__INSTRUCTIONS FOR THE TASK__. Within the records below, filter for lines carrying the word "title" and copy them.

------ MATERIAL TO PROCESS

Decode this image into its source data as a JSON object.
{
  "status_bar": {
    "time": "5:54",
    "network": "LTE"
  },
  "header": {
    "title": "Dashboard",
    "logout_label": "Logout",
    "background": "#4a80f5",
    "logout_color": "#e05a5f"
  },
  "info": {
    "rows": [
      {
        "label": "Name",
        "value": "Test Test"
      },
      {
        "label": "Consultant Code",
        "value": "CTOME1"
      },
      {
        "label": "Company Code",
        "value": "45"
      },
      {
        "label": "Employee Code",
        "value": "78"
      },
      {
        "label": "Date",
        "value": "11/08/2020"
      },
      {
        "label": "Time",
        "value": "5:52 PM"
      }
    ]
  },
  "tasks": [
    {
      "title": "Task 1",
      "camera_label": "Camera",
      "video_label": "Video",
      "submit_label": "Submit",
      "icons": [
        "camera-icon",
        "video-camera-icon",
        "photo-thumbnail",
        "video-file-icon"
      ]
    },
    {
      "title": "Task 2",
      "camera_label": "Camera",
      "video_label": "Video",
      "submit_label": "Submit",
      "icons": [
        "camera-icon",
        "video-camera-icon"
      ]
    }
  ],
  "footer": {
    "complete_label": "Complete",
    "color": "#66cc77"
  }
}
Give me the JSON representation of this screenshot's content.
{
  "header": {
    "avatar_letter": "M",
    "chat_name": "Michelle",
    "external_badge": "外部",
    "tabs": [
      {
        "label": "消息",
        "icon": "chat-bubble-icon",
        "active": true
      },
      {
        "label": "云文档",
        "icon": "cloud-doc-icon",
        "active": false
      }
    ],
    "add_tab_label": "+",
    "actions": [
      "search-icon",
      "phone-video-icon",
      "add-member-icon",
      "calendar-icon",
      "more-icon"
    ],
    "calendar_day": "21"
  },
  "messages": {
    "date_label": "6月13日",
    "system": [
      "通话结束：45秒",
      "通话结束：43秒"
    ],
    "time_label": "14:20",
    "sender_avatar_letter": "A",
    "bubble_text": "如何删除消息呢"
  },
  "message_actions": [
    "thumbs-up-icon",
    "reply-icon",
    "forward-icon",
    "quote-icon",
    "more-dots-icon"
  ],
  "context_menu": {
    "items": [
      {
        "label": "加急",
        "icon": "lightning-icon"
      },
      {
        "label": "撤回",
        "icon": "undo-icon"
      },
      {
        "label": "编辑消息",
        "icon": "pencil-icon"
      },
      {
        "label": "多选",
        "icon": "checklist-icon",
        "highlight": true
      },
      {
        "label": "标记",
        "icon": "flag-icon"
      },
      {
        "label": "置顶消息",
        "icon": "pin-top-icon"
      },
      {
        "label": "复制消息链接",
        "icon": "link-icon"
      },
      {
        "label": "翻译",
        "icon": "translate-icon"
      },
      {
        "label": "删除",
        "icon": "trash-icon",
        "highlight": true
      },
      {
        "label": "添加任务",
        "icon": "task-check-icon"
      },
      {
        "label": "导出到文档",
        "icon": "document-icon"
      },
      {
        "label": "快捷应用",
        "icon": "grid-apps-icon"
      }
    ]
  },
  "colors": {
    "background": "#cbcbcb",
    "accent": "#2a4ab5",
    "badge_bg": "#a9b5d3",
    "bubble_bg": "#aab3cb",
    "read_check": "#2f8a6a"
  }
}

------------

__SOLUTION FOR THIS EXERCISE__.
    "title": "Dashboard",
      "title": "Task 1",
      "title": "Task 2",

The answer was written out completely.